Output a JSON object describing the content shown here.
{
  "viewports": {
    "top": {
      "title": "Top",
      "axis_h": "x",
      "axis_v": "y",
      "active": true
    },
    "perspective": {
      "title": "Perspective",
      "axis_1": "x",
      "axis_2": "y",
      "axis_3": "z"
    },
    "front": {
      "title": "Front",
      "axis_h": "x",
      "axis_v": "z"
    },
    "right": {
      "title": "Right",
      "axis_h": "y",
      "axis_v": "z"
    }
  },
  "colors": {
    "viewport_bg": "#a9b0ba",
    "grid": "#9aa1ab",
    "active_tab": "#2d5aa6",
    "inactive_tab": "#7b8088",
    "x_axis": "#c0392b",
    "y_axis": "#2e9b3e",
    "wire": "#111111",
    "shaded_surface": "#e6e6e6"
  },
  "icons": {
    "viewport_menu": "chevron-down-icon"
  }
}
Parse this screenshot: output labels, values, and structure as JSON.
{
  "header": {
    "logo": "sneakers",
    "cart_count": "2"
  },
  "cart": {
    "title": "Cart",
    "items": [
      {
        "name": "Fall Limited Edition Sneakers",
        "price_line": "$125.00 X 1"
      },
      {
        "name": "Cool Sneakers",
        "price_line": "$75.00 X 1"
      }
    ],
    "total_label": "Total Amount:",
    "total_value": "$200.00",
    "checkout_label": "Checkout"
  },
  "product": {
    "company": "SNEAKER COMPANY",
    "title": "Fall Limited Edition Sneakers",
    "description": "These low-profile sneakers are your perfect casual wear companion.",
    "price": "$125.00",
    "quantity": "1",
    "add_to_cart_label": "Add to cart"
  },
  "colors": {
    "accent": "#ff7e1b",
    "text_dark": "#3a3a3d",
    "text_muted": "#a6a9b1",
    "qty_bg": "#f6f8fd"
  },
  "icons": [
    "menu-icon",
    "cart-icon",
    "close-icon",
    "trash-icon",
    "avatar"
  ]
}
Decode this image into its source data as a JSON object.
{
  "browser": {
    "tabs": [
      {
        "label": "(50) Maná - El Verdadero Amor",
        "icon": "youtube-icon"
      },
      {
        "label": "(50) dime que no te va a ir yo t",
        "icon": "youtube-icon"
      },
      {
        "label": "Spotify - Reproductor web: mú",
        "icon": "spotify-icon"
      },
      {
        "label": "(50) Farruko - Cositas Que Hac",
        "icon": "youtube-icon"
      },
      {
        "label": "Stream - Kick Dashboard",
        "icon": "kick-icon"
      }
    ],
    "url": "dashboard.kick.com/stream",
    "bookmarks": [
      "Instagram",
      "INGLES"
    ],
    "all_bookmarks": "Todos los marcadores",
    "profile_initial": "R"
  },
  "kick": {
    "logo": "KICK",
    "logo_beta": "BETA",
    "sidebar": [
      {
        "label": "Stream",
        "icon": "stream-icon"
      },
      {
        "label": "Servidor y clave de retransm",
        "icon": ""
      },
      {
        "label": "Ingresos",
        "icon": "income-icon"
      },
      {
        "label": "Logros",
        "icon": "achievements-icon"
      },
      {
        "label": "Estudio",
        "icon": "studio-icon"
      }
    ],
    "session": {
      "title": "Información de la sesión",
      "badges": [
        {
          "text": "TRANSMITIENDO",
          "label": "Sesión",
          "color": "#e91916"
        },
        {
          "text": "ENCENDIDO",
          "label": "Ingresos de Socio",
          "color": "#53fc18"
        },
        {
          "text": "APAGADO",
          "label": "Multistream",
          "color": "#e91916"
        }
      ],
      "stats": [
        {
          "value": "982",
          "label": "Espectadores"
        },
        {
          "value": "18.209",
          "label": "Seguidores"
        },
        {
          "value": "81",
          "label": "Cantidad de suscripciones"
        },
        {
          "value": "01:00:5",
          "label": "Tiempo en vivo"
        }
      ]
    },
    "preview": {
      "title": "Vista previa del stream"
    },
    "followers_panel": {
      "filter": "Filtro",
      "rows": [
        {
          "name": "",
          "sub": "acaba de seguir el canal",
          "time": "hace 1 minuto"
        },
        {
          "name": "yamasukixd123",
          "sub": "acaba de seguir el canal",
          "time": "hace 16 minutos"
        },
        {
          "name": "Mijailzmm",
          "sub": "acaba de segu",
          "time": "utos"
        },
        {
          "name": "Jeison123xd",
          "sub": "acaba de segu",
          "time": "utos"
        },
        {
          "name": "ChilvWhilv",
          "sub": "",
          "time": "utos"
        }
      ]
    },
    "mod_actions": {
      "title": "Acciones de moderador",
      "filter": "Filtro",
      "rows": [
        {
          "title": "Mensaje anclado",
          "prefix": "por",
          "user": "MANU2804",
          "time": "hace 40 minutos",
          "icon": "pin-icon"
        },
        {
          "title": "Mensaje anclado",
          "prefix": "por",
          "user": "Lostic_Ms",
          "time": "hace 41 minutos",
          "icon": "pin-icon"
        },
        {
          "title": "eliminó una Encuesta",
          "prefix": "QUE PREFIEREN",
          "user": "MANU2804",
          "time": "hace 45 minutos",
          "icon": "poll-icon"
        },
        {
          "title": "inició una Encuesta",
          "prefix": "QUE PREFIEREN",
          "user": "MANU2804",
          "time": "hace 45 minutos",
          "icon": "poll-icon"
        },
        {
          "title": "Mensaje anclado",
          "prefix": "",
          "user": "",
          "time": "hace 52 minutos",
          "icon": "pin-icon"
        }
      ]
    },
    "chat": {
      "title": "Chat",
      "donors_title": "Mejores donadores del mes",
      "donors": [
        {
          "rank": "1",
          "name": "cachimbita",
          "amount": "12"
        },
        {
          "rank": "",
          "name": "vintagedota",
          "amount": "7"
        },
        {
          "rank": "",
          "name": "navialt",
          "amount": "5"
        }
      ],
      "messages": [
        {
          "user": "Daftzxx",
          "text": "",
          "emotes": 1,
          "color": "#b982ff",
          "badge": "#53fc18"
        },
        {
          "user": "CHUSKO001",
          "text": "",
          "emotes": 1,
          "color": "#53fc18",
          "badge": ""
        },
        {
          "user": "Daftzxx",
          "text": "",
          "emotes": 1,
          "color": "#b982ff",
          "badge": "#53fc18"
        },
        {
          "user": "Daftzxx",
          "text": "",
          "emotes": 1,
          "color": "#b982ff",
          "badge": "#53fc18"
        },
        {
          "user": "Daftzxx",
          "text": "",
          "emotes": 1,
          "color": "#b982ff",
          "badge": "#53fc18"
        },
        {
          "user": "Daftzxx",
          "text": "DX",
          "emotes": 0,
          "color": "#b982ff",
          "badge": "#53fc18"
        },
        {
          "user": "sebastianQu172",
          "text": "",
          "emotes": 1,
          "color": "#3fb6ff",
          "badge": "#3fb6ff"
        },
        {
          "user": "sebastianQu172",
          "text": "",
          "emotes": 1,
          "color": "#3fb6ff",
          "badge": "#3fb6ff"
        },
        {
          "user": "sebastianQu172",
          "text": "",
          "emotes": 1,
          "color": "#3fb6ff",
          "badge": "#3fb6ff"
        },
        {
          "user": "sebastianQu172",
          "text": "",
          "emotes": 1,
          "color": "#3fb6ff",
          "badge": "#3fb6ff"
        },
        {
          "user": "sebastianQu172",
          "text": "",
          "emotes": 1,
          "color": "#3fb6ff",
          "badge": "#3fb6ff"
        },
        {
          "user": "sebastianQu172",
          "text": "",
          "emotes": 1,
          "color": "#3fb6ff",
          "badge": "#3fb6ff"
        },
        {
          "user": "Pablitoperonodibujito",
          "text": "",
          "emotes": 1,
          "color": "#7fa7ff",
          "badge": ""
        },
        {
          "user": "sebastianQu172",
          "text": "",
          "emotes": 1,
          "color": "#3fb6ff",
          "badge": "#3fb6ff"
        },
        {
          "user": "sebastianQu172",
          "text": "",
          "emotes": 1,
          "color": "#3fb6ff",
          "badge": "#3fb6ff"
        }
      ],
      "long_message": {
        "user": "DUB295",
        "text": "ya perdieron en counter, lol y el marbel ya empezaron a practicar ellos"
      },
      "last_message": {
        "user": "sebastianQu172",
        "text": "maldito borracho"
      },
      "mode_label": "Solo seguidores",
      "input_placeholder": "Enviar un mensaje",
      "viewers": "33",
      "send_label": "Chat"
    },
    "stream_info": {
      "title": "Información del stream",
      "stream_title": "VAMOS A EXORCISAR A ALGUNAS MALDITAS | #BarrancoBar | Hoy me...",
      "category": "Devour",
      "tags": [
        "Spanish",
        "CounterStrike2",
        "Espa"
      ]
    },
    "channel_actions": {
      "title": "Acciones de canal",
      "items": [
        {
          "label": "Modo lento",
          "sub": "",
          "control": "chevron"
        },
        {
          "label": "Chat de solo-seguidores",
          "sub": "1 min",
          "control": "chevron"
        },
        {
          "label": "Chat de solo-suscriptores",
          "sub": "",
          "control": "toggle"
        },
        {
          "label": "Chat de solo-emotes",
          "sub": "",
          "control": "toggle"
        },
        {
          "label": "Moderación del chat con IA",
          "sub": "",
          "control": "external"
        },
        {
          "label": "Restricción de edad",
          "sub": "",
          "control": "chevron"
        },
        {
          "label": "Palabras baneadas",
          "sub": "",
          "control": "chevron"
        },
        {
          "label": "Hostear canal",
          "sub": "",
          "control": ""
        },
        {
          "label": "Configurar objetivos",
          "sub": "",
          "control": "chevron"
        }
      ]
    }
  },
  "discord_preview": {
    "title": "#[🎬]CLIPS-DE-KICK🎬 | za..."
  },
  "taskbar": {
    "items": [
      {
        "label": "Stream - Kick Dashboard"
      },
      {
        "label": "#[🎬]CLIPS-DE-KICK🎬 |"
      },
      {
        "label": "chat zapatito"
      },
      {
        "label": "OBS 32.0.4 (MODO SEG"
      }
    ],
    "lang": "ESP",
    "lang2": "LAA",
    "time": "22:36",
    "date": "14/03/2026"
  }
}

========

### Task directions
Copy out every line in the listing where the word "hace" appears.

### Solved exercise
          "time": "hace 1 minuto"
          "time": "hace 16 minutos"
          "time": "hace 40 minutos",
          "time": "hace 41 minutos",
          "time": "hace 45 minutos",
          "time": "hace 45 minutos",
          "time": "hace 52 minutos",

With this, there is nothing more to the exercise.